An Early Birthday Present: the Amazon Kindle

the new "shiny"

I convinced my wife to get my birthday present two months early this year. Why? Because I couldn’t wait any longer for an Amazon Kindle. The Kindle had been on my wishlist for over half-a-year and we had already discussed getting it for my birthday. I didn’t see the point in waiting until then, though. To tell the truth the wait was slowly driving me crazy!

When we got our tax return I set aside some of it and in late February ordered a Kindle.  Three days later it arrived. They do this neat trick with the packaging where they put a protective sheet of plastic over the Kindle’s screen with text on it, except when you peel it off you discover that the text is on the actual screen of the Kindle.

Why do I need an ebook reader? I don’t really. Why did I want one? Several reasons, here are the big ones:


I want to take books with me on vacation but am tired of how much room they take up in luggage. I know, you’re thinking one paper or hardback book isn’t that bulky. That is true. I don’t take one book, in general, I bring along four to six books ranging in size from 150 to 1,000+ pages. That many books take up a lot of space. Now those books take up less space than a single paperback.

I have three floor-to-ceiling bookshelves in my house and three more that go up half as high. All of them are overflowing with books. I have a box of books in my garage, two more at my parent’s house and I gave away five or six boxes of books last time I was visiting my parents. I get anywhere from three to ten books (free) each month. I no longer have the space (real or mental) for so many books. The Kindle can hold hundreds of books (thousands if the advertising is to be believed) on its hard drive and an infinite amount more on Amazon’s servers with out me ever having to wonder where I’m going to find room for all of them.


I’m reading the collected works of Josephus right now. This is a book that is 6″ x 10″ x 3,” weighs nearly three pounds,  has tiny text, and is printed in double column. It is not an easy book to read sitting down in a chair. It is impossible to read on the go, or in little snatches. The complete works of Josephus on the Kindle is single column, print as large as I want, and never weighs more than 8.7 ounces.

I can also put pdfs onto the Kindle which is a nice feature to have when I attend game nights or sessions with friends. I have all the rule books at my fingertips on the Kindle without carrying around numerous rule books, print-outs, and FAQs.

Free Wireless

D got me the more expensive version of the Kindle that comes with free wireless for life. The Kindle doesn’t have a full featured web browser or a touch interface but it’s UI works well enough when you need to connect to the Internet in a hurry. Not just for purchasing books but for checking or sending emails, reference work, or reading the news. I’ve found Instapaper to be a wonderful application for the Kindle. As I see stories on-line through out the day that interest me I click a single button on my browser and when I get home at night I have a nice digest of them waiting for me on the Kindle.
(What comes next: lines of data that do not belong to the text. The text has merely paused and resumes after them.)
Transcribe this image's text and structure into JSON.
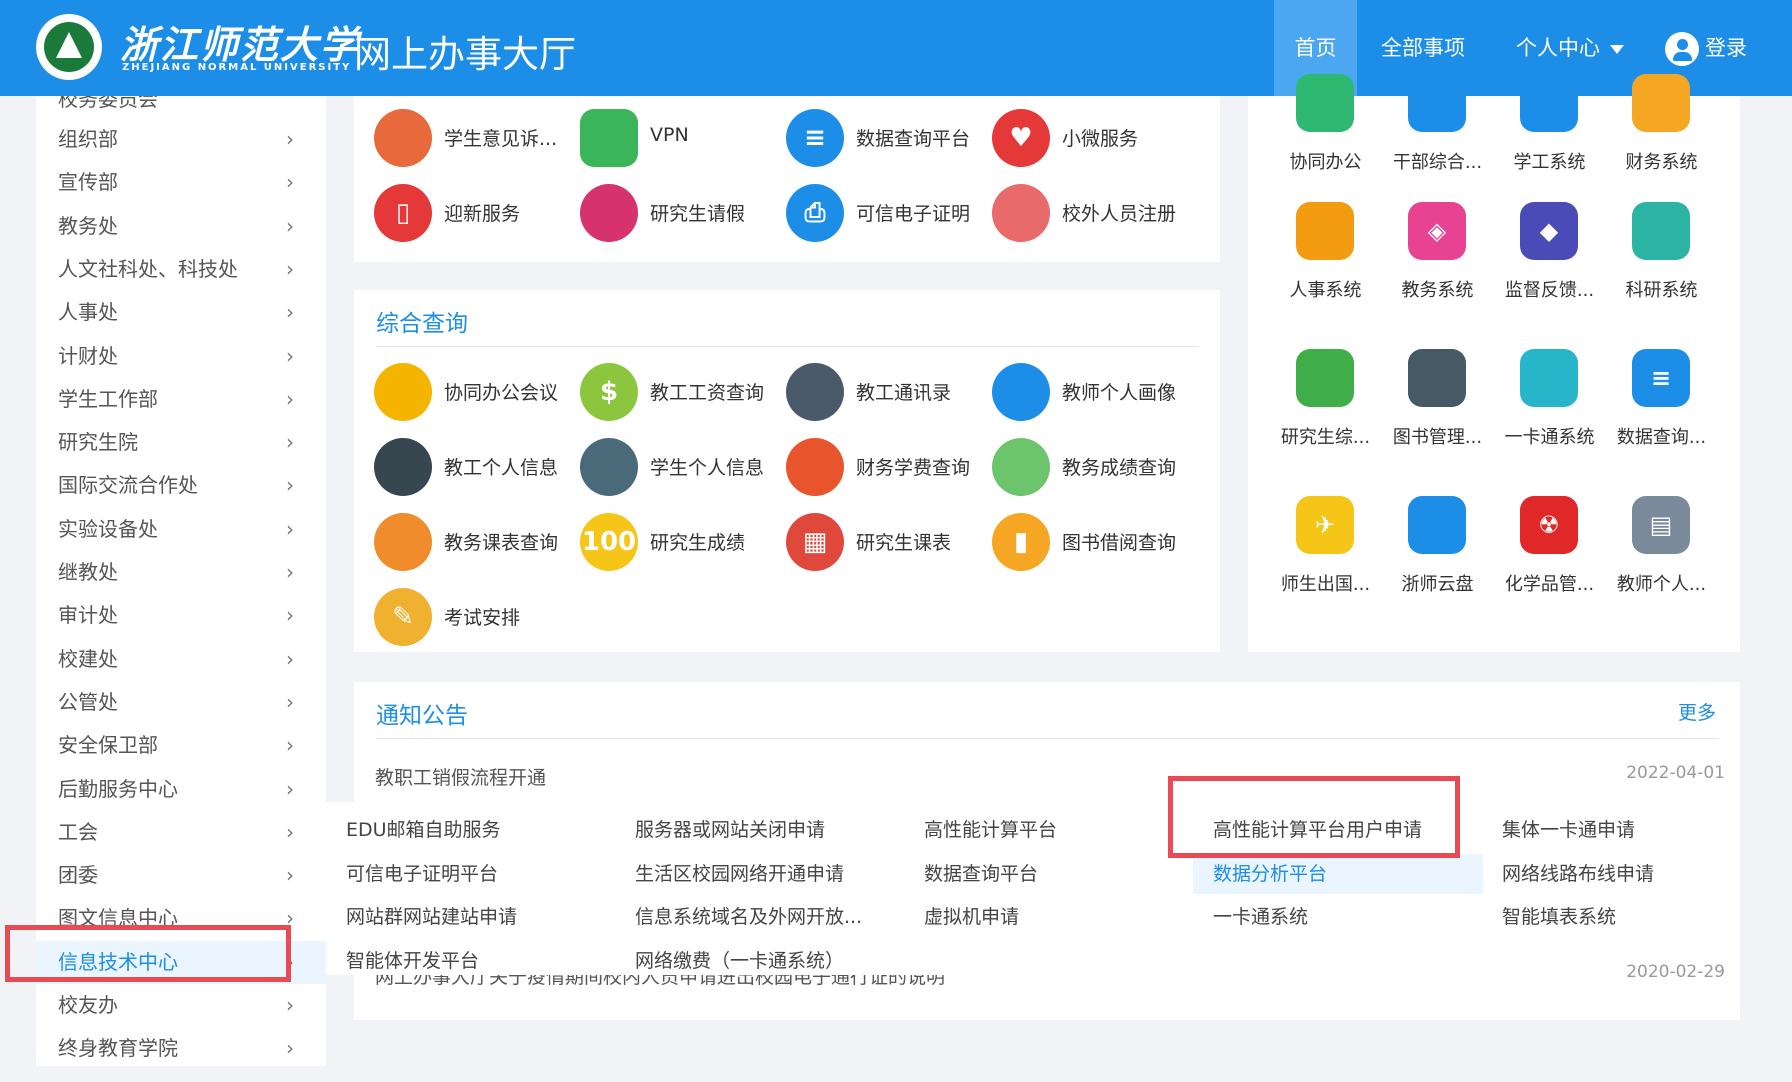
{
  "header": {
    "university_cn": "浙江师范大学",
    "university_en": "ZHEJIANG NORMAL UNIVERSITY",
    "app_title": "网上办事大厅",
    "nav": {
      "home": "首页",
      "all": "全部事项",
      "personal": "个人中心",
      "login": "登录"
    }
  },
  "sidebar": {
    "cut_top": "校务委员会",
    "items": [
      "组织部",
      "宣传部",
      "教务处",
      "人文社科处、科技处",
      "人事处",
      "计财处",
      "学生工作部",
      "研究生院",
      "国际交流合作处",
      "实验设备处",
      "继教处",
      "审计处",
      "校建处",
      "公管处",
      "安全保卫部",
      "后勤服务中心",
      "工会",
      "团委",
      "图文信息中心",
      "信息技术中心",
      "校友办",
      "终身教育学院"
    ],
    "active": "信息技术中心"
  },
  "top_apps": [
    {
      "label": "学生意见诉...",
      "icon": "person-complaint-icon",
      "color": "#e86a3c"
    },
    {
      "label": "VPN",
      "icon": "bank-icon",
      "color": "#3bb55a"
    },
    {
      "label": "数据查询平台",
      "icon": "database-icon",
      "color": "#1c8ee8"
    },
    {
      "label": "小微服务",
      "icon": "heart-hand-icon",
      "color": "#e53939"
    },
    {
      "label": "迎新服务",
      "icon": "suitcase-icon",
      "color": "#e53939"
    },
    {
      "label": "研究生请假",
      "icon": "person-clock-icon",
      "color": "#d6336c"
    },
    {
      "label": "可信电子证明",
      "icon": "printer-icon",
      "color": "#1c8ee8"
    },
    {
      "label": "校外人员注册",
      "icon": "register-icon",
      "color": "#e86a6a"
    }
  ],
  "query": {
    "title": "综合查询",
    "apps": [
      {
        "label": "协同办公会议",
        "icon": "meeting-icon",
        "color": "#f5b400"
      },
      {
        "label": "教工工资查询",
        "icon": "dollar-icon",
        "color": "#8cc63f"
      },
      {
        "label": "教工通讯录",
        "icon": "contacts-icon",
        "color": "#4a5a6a"
      },
      {
        "label": "教师个人画像",
        "icon": "teacher-profile-icon",
        "color": "#1c8ee8"
      },
      {
        "label": "教工个人信息",
        "icon": "id-card-icon",
        "color": "#37474f"
      },
      {
        "label": "学生个人信息",
        "icon": "student-info-icon",
        "color": "#4a6a7a"
      },
      {
        "label": "财务学费查询",
        "icon": "money-hand-icon",
        "color": "#e8542c"
      },
      {
        "label": "教务成绩查询",
        "icon": "student-grade-icon",
        "color": "#6cc56c"
      },
      {
        "label": "教务课表查询",
        "icon": "schedule-icon",
        "color": "#f08c2c"
      },
      {
        "label": "研究生成绩",
        "icon": "score-100-icon",
        "color": "#f5c518"
      },
      {
        "label": "研究生课表",
        "icon": "calendar-icon",
        "color": "#e0483c"
      },
      {
        "label": "图书借阅查询",
        "icon": "books-icon",
        "color": "#f5a623"
      },
      {
        "label": "考试安排",
        "icon": "exam-icon",
        "color": "#f0b030"
      }
    ]
  },
  "systems": [
    {
      "label": "协同办公",
      "icon": "office-icon",
      "color": "#2eb872"
    },
    {
      "label": "干部综合...",
      "icon": "cadre-icon",
      "color": "#1c8ee8"
    },
    {
      "label": "学工系统",
      "icon": "student-affairs-icon",
      "color": "#1c8ee8"
    },
    {
      "label": "财务系统",
      "icon": "finance-icon",
      "color": "#f5a623"
    },
    {
      "label": "人事系统",
      "icon": "personnel-icon",
      "color": "#f39c12"
    },
    {
      "label": "教务系统",
      "icon": "layers-icon",
      "color": "#e84393"
    },
    {
      "label": "监督反馈...",
      "icon": "shield-icon",
      "color": "#4b4bb8"
    },
    {
      "label": "科研系统",
      "icon": "research-book-icon",
      "color": "#2bb3a3"
    },
    {
      "label": "研究生综...",
      "icon": "graduate-icon",
      "color": "#3fae49"
    },
    {
      "label": "图书管理...",
      "icon": "library-icon",
      "color": "#455a64"
    },
    {
      "label": "一卡通系统",
      "icon": "card-screen-icon",
      "color": "#26b5c9"
    },
    {
      "label": "数据查询...",
      "icon": "database-icon",
      "color": "#1c8ee8"
    },
    {
      "label": "师生出国...",
      "icon": "airplane-icon",
      "color": "#f5c518"
    },
    {
      "label": "浙师云盘",
      "icon": "cloud-disk-icon",
      "color": "#1c8ee8"
    },
    {
      "label": "化学品管...",
      "icon": "radiation-icon",
      "color": "#e02828"
    },
    {
      "label": "教师个人...",
      "icon": "document-icon",
      "color": "#7a8a9a"
    }
  ],
  "notice": {
    "title": "通知公告",
    "more": "更多",
    "rows": [
      {
        "text": "教职工销假流程开通",
        "date": "2022-04-01"
      },
      {
        "text": "网上办事大厅关于疫情期间校内人员申请进出校园电子通行证的说明",
        "date": "2020-02-29"
      }
    ]
  },
  "flyout": {
    "items": [
      [
        "EDU邮箱自助服务",
        "服务器或网站关闭申请",
        "高性能计算平台",
        "高性能计算平台用户申请",
        "集体一卡通申请"
      ],
      [
        "可信电子证明平台",
        "生活区校园网络开通申请",
        "数据查询平台",
        "数据分析平台",
        "网络线路布线申请"
      ],
      [
        "网站群网站建站申请",
        "信息系统域名及外网开放...",
        "虚拟机申请",
        "一卡通系统",
        "智能填表系统"
      ],
      [
        "智能体开发平台",
        "网络缴费（一卡通系统）"
      ]
    ],
    "active": "数据分析平台"
  }
}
This isn’t the most important point, I should be borrowing more books from my library as opposed to purchasing them. I can’t deny that the reduced price of ebooks makes justifying a purchase easier.  The two to five dollars off an ebook is the difference between an impulse purchase and a “maybe I’ll look into it later.” Compulsive and impulse buying isn’t a plus if it’s done merely to consume. But, it does make me willing to take a risk on unknown authors and books  and I see anything that exposes me to more writing as a good thing.

I don’t see the Kindle as a replacement for my books and I will certainly always love a nice worn hardback book with dog-eared pages and notes in the margins. Nor, will I tire of discovering these in used books. The written word will always be an important part of my life and I am too much of a Luddite to ever fully give up material objects.
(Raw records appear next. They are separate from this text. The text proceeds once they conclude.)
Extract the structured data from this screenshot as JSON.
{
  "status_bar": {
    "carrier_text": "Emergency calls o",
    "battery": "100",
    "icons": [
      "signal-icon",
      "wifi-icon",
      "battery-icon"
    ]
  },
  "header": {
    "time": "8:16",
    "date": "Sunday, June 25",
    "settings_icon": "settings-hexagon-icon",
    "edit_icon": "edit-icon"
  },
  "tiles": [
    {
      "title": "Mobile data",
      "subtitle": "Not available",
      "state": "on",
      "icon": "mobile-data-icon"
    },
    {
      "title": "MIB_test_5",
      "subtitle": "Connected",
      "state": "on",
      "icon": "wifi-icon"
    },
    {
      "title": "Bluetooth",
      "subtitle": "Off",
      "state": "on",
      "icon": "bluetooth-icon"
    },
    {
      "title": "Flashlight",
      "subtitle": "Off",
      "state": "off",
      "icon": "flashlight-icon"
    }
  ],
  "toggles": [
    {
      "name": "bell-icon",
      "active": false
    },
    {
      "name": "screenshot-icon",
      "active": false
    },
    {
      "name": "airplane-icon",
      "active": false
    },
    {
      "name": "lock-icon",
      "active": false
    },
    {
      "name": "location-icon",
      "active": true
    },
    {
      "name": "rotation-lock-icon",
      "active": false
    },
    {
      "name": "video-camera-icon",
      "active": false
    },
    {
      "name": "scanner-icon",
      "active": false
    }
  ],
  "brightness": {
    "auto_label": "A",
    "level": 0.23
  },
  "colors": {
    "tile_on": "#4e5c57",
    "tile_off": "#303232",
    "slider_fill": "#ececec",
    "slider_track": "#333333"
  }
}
But, it will be nice to sit in the hammock in the backyard with a 2,000+ page book without having to worry about throwing my back out.

%d bloggers like this: